2010 will be an interesting year. If VC investments go back up to $25bn to $30bn per year, then the diet didn’t stick and we are back to an overfunded industry that will produce subpar returns on average. If, on the other hand, the new normal is $15bn to $20bn per year, then the
diet worked and we’ve scaled back the business to healthy levels.
This comment relates to his earlier post about the “Venture Capital Math Problem“, where he explains about the problem that – too much money will make the whole VC industry to under perform.
I think this is similar problem than it is with food. In some western countries there is too much food and problems that are associated with that, like obesity. Yet in many parts of the world, people are starving. So if some markets in the world have too much money in VC, it does not mean there is too much money overall, it’s just wrongly distributed. I do understand that, there are also problems with having too much money per sector, so that nobody is getting good results, but that too is wrong distribution.
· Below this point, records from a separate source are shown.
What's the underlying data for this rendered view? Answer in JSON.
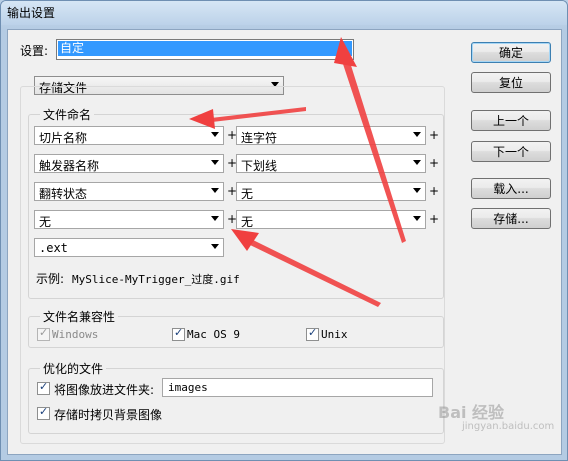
{
  "window": {
    "title": "输出设置"
  },
  "name_row": {
    "label": "设置:",
    "value": "自定"
  },
  "category_select": {
    "value": "存储文件"
  },
  "file_naming": {
    "title": "文件命名",
    "rows": [
      {
        "left": "切片名称",
        "right": "连字符"
      },
      {
        "left": "触发器名称",
        "right": "下划线"
      },
      {
        "left": "翻转状态",
        "right": "无"
      },
      {
        "left": "无",
        "right": "无"
      }
    ],
    "plus": "+",
    "extension": ".ext",
    "example_label": "示例:",
    "example_value": "MySlice-MyTrigger_过度.gif"
  },
  "compat": {
    "title": "文件名兼容性",
    "options": [
      {
        "label": "Windows",
        "checked": true,
        "disabled": true
      },
      {
        "label": "Mac OS 9",
        "checked": true,
        "disabled": false
      },
      {
        "label": "Unix",
        "checked": true,
        "disabled": false
      }
    ]
  },
  "optimized": {
    "title": "优化的文件",
    "put_images_label": "将图像放进文件夹:",
    "folder_value": "images",
    "copy_bg_label": "存储时拷贝背景图像"
  },
  "buttons": {
    "ok": "确定",
    "reset": "复位",
    "prev": "上一个",
    "next": "下一个",
    "load": "载入...",
    "save": "存储..."
  },
  "watermark": {
    "text": "Bai 经验",
    "sub": "jingyan.baidu.com"
  },
  "check_mark": "✓",
  "colors": {
    "accent": "#3399ff",
    "annotation": "#f04040"
  }
}
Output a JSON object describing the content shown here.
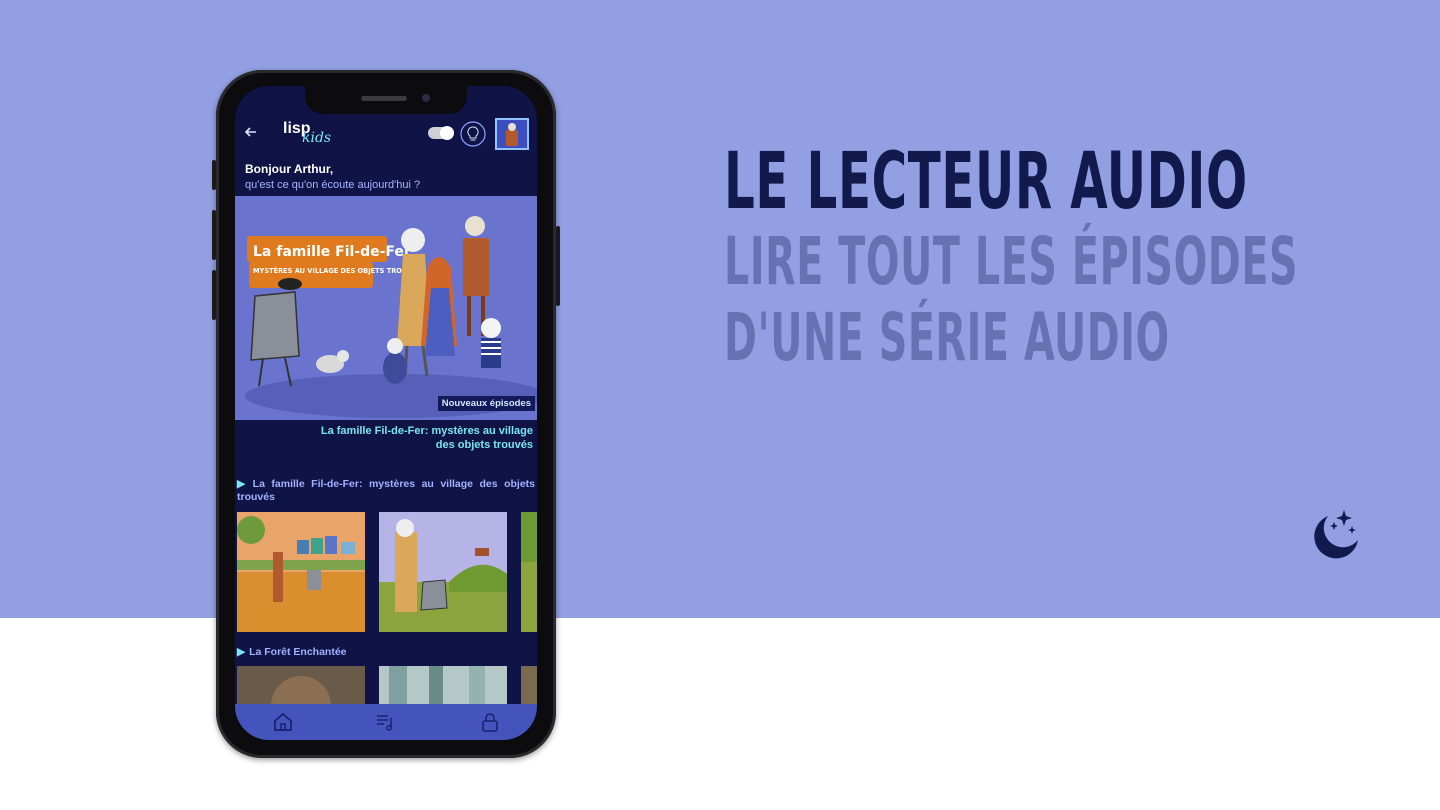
{
  "headline": {
    "title": "LE LECTEUR AUDIO",
    "subtitle_line1": "LIRE TOUT LES ÉPISODES",
    "subtitle_line2": "D'UNE SÉRIE AUDIO"
  },
  "colors": {
    "background_top": "#929fe2",
    "headline_dark": "#121a4d",
    "headline_light": "#6772b3",
    "app_bg": "#0f1346",
    "accent_cyan": "#78e6ee",
    "tabbar": "#4553bc"
  },
  "app": {
    "logo_main": "lisp",
    "logo_sub": "kids",
    "greeting": "Bonjour Arthur,",
    "question": "qu'est ce qu'on écoute aujourd'hui ?",
    "hero": {
      "poster_title": "La famille Fil-de-Fer",
      "poster_subtitle": "MYSTÈRES AU VILLAGE DES OBJETS TROUVÉS",
      "badge": "Nouveaux épisodes",
      "caption": "La famille Fil-de-Fer: mystères au village des objets trouvés"
    },
    "sections": [
      {
        "title": "La famille Fil-de-Fer: mystères au village des objets trouvés"
      },
      {
        "title": "La Forêt Enchantée"
      }
    ],
    "icons": {
      "back": "back-arrow-icon",
      "toggle": "toggle-switch",
      "bulb": "lightbulb-icon",
      "home": "home-icon",
      "playlist": "playlist-icon",
      "lock": "lock-icon",
      "brand": "moon-stars-icon"
    }
  }
}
Early VC money should always be going towards new innovation and not to be “me too in the popular segment” – there are plenty of problems in the world for entrepreneurs to solve & VC’s to be successful.
If we think that “Four Years After Founding, Kiva Hits $100 Million In Microloans“, I feel that it’s a strong indication that entrepreneurship in all shape and sizes can be instrumental on reshaping our world for the better.
There is a big gap between what Kiva.org is doing and with these problems of having too much money in venture capital in some regions. For us this shows that there needs to be much better distribution, more transparency and more activity in this segment overall – and this is exactly where we are focusing our efforts.
Here’s my dialog with Fred, on the “Venture Capital Math problem” 8 months ago:
Me: I think this just shows that money does not solve problems. The problem here is not too much money, but how it’s now distributed. VC industry is starting to look like the newspaper industry – better to wake up, the blogs are coming… Fred: What are the blogs of the VC business?Things like Y Combinator are great but they are feeding us even more opportunities so I see them as additive, Although I also see blogs as additive for the newspaper business if they’d just see themselves as curators and aggregators instead of content creators Me: I guess the closest thing to “blogs of VC industry” today are angel investors. But that’s for today. Also Y-combinator and the likes are great too and could be considered as “blogs of VC industry”. However their “next step” need to change away from just VC’s. The fundamental change will become, when there are “platforms” for anyone to start a “blog for VC industry” and that’s what we are doing in www.growvc.com. Overall, we feel that in long term the money will be spread to more potential start-ups and more of them will not go via IPO but just buy back of shares, mergers etc. with lower ROI. But that’s OK if the time for ROI is shorter and cost of management is lower. So – be more direct, spread wider, lower the management cost, speed up the ROI cycle and you can accept lower ROI. If you think about the structure of today, from where the VC money really comes from, you start to see the “big picture”. – basically it means that individuals like you and me pay for pensions funds etc. and these funds then invest to VC funds. VC’s then make investment decisions and “manage” the investments, all the way to take it public (hopefully). Basically just to sell it back to us… When more people will start to understand this cycle because of more info and transparency online (if they are interested), people will not accept this structure. Because in the long run what matter is, if the companies in question sell what matters. And that is not a question of size. Fred: Got it I hope this works It would scale much better
Related to this topic, below is a very interesting speech given by Fred Wilson at talks@google. You need to spare an hour to look the whole video, but I feel it’s well worth it. Just have some popcorn & coke and relax.
What makes it interesting to me, is that those industries that are going to be disrupted by internet in the future, currently have same issues what Venture Capital does, yet for some reason those would not apply to VC industry.